§ Work request
All of the records below are to be output exactly; no image belongs in the result.

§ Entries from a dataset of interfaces
━━━━━━━━━━━━━━━━━━━━

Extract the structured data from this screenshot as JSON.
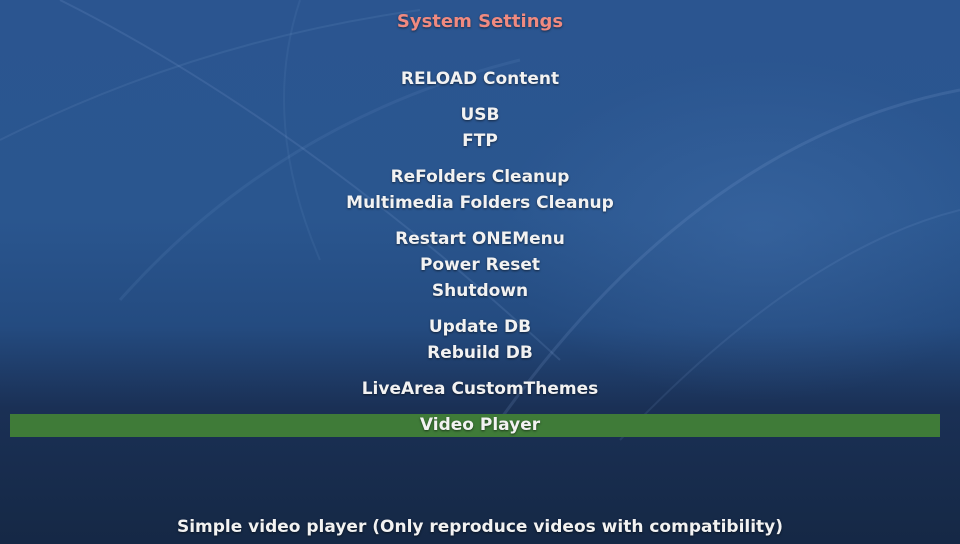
{
  "screen": {
    "title": "System Settings",
    "title_color": "#f08a80",
    "highlight_color": "#3f7b38"
  },
  "menu": {
    "items": [
      {
        "label": "RELOAD Content"
      },
      {
        "label": "USB"
      },
      {
        "label": "FTP"
      },
      {
        "label": "ReFolders Cleanup"
      },
      {
        "label": "Multimedia Folders Cleanup"
      },
      {
        "label": "Restart ONEMenu"
      },
      {
        "label": "Power Reset"
      },
      {
        "label": "Shutdown"
      },
      {
        "label": "Update DB"
      },
      {
        "label": "Rebuild DB"
      },
      {
        "label": "LiveArea CustomThemes"
      },
      {
        "label": "Video Player",
        "selected": true
      }
    ]
  },
  "footer": {
    "description": "Simple video player (Only reproduce videos with compatibility)"
  }
}
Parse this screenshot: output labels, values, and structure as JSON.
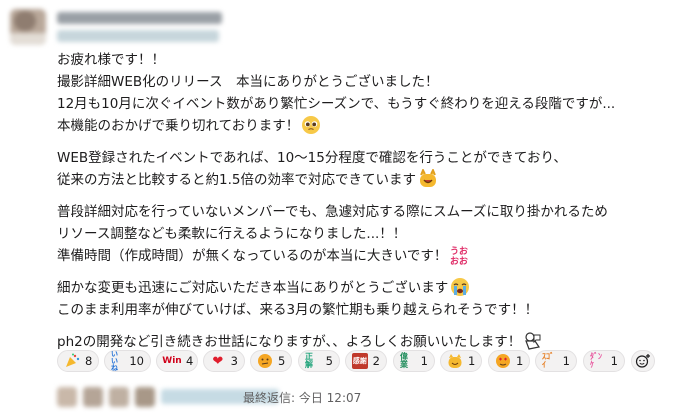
{
  "message": {
    "paragraphs": [
      [
        "お疲れ様です！！",
        "撮影詳細WEB化のリリース　本当にありがとうございました！",
        "12月も10月に次ぐイベント数があり繁忙シーズンで、もうすぐ終わりを迎える段階ですが...",
        "本機能のおかげで乗り切れております！"
      ],
      [
        "WEB登録されたイベントであれば、10〜15分程度で確認を行うことができており、",
        "従来の方法と比較すると約1.5倍の効率で対応できています"
      ],
      [
        "普段詳細対応を行っていないメンバーでも、急遽対応する際にスムーズに取り掛かれるため",
        "リソース調整なども柔軟に行えるようになりました...！！",
        "準備時間（作成時間）が無くなっているのが本当に大きいです！"
      ],
      [
        "細かな変更も迅速にご対応いただき本当にありがとうございます",
        "このまま利用率が伸びていけば、来る3月の繁忙期も乗り越えられそうです！！"
      ],
      [
        "ph2の開発など引き続きお世話になりますが、、よろしくお願いいたします！"
      ]
    ]
  },
  "reactions": [
    {
      "icon": "party-popper-icon",
      "count": "8"
    },
    {
      "icon": "iine-stamp-icon",
      "count": "10",
      "label": "いいね"
    },
    {
      "icon": "win-stamp-icon",
      "count": "4",
      "label": "Win"
    },
    {
      "icon": "red-heart-icon",
      "count": "3"
    },
    {
      "icon": "thinking-face-icon",
      "count": "5"
    },
    {
      "icon": "kanji-stamp-icon",
      "count": "5",
      "label": "正解"
    },
    {
      "icon": "red-stamp-icon",
      "count": "2",
      "label": "感謝"
    },
    {
      "icon": "gorin-stamp-icon",
      "count": "1",
      "label": "偉業"
    },
    {
      "icon": "cat-face-icon",
      "count": "1"
    },
    {
      "icon": "heart-face-icon",
      "count": "1"
    },
    {
      "icon": "orange-stamp-icon",
      "count": "1",
      "label": "ｽｺﾞｲ"
    },
    {
      "icon": "pink-stamp-icon",
      "count": "1",
      "label": "ﾀﾞﾝｹ"
    }
  ],
  "thread": {
    "last_reply": "最終返信: 今日 12:07"
  },
  "colors": {
    "chip_bg": "#f3f2f2",
    "chip_border": "#e3e1e2",
    "text": "#1d1c1d",
    "muted": "#616061"
  }
}
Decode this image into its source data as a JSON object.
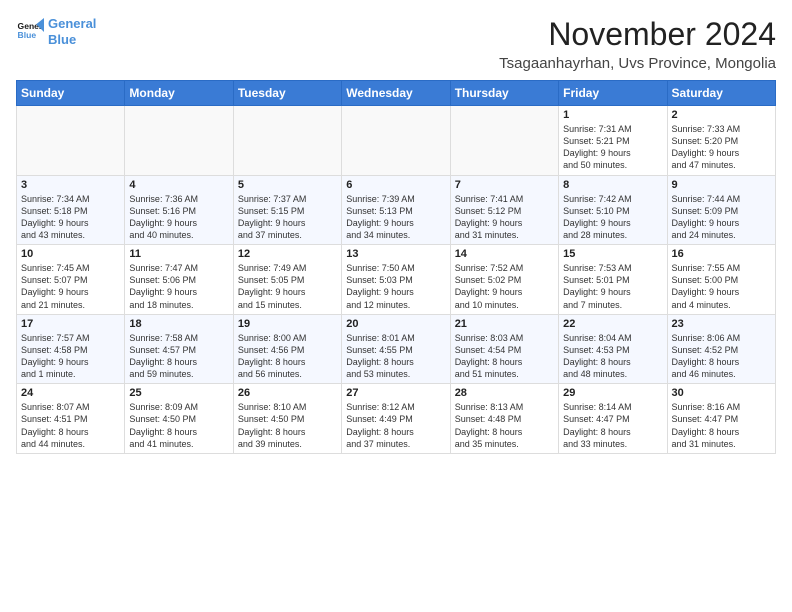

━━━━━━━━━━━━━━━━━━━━

§ Result for this task
Extract the structured data from this screenshot as JSON.
{
  "screen": {
    "title": "System Settings",
    "title_color": "#f08a80",
    "highlight_color": "#3f7b38"
  },
  "menu": {
    "items": [
      {
        "label": "RELOAD Content"
      },
      {
        "label": "USB"
      },
      {
        "label": "FTP"
      },
      {
        "label": "ReFolders Cleanup"
      },
      {
        "label": "Multimedia Folders Cleanup"
      },
      {
        "label": "Restart ONEMenu"
      },
      {
        "label": "Power Reset"
      },
      {
        "label": "Shutdown"
      },
      {
        "label": "Update DB"
      },
      {
        "label": "Rebuild DB"
      },
      {
        "label": "LiveArea CustomThemes"
      },
      {
        "label": "Video Player",
        "selected": true
      }
    ]
  },
  "footer": {
    "description": "Simple video player (Only reproduce videos with compatibility)"
  }
}
Parse this screenshot: output labels, values, and structure as JSON.
{
  "message": {
    "paragraphs": [
      [
        "お疲れ様です！！",
        "撮影詳細WEB化のリリース　本当にありがとうございました！",
        "12月も10月に次ぐイベント数があり繁忙シーズンで、もうすぐ終わりを迎える段階ですが...",
        "本機能のおかげで乗り切れております！"
      ],
      [
        "WEB登録されたイベントであれば、10〜15分程度で確認を行うことができており、",
        "従来の方法と比較すると約1.5倍の効率で対応できています"
      ],
      [
        "普段詳細対応を行っていないメンバーでも、急遽対応する際にスムーズに取り掛かれるため",
        "リソース調整なども柔軟に行えるようになりました...！！",
        "準備時間（作成時間）が無くなっているのが本当に大きいです！"
      ],
      [
        "細かな変更も迅速にご対応いただき本当にありがとうございます",
        "このまま利用率が伸びていけば、来る3月の繁忙期も乗り越えられそうです！！"
      ],
      [
        "ph2の開発など引き続きお世話になりますが、、よろしくお願いいたします！"
      ]
    ]
  },
  "reactions": [
    {
      "icon": "party-popper-icon",
      "count": "8"
    },
    {
      "icon": "iine-stamp-icon",
      "count": "10",
      "label": "いいね"
    },
    {
      "icon": "win-stamp-icon",
      "count": "4",
      "label": "Win"
    },
    {
      "icon": "red-heart-icon",
      "count": "3"
    },
    {
      "icon": "thinking-face-icon",
      "count": "5"
    },
    {
      "icon": "kanji-stamp-icon",
      "count": "5",
      "label": "正解"
    },
    {
      "icon": "red-stamp-icon",
      "count": "2",
      "label": "感謝"
    },
    {
      "icon": "gorin-stamp-icon",
      "count": "1",
      "label": "偉業"
    },
    {
      "icon": "cat-face-icon",
      "count": "1"
    },
    {
      "icon": "heart-face-icon",
      "count": "1"
    },
    {
      "icon": "orange-stamp-icon",
      "count": "1",
      "label": "ｽｺﾞｲ"
    },
    {
      "icon": "pink-stamp-icon",
      "count": "1",
      "label": "ﾀﾞﾝｹ"
    }
  ],
  "thread": {
    "last_reply": "最終返信: 今日 12:07"
  },
  "colors": {
    "chip_bg": "#f3f2f2",
    "chip_border": "#e3e1e2",
    "text": "#1d1c1d",
    "muted": "#616061"
  }
}
Decode this image into its source data as a JSON object.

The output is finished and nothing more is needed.